Entries supplied START

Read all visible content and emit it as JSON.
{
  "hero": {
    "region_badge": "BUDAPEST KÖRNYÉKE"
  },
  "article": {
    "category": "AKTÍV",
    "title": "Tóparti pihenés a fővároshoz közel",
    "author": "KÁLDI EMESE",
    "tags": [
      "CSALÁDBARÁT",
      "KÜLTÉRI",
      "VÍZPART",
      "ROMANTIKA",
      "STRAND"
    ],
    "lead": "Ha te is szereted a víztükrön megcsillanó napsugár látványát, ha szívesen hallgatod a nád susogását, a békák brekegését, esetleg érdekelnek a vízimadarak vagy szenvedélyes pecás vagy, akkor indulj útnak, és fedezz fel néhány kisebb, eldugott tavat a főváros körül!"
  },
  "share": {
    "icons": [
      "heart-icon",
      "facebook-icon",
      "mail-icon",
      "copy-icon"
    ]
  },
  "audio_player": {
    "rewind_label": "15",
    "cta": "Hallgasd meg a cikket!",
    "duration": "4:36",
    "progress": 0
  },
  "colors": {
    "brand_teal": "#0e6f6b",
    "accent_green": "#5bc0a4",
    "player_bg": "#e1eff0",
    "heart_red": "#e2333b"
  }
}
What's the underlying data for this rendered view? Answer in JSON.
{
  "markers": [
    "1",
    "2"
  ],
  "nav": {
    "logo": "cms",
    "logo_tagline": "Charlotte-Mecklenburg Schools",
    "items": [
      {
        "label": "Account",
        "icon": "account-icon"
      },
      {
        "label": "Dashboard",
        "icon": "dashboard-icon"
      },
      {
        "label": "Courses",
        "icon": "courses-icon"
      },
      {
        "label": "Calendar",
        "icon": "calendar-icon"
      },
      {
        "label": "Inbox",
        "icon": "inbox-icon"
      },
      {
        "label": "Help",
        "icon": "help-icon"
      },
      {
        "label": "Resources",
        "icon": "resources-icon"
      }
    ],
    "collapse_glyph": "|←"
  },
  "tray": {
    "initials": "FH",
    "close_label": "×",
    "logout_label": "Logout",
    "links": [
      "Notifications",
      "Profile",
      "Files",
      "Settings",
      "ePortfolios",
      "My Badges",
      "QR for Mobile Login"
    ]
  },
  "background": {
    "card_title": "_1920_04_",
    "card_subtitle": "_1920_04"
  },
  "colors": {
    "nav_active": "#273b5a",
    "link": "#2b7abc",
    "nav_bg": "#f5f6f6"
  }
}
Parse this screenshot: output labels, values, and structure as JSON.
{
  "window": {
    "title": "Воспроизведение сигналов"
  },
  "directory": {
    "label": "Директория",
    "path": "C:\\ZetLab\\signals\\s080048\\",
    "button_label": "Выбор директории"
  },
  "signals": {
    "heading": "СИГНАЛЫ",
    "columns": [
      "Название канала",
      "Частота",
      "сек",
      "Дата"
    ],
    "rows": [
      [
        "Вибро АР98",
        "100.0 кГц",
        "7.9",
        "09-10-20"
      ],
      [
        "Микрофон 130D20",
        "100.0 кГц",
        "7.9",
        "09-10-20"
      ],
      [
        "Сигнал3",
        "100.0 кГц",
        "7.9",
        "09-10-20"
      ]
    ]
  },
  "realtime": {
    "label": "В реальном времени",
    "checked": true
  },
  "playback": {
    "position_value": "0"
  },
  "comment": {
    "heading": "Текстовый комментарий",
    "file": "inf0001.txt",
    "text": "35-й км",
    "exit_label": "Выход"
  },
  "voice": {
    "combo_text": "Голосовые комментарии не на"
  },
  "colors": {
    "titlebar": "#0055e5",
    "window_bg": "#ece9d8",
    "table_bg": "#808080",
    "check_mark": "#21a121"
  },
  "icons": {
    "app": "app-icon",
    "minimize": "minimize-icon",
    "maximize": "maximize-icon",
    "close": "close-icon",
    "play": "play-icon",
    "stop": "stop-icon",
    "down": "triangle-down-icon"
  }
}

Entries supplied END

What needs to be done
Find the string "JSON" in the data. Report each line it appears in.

Completed exercise
Read all visible content and emit it as JSON.
What's the underlying data for this rendered view? Answer in JSON.
Parse this screenshot: output labels, values, and structure as JSON.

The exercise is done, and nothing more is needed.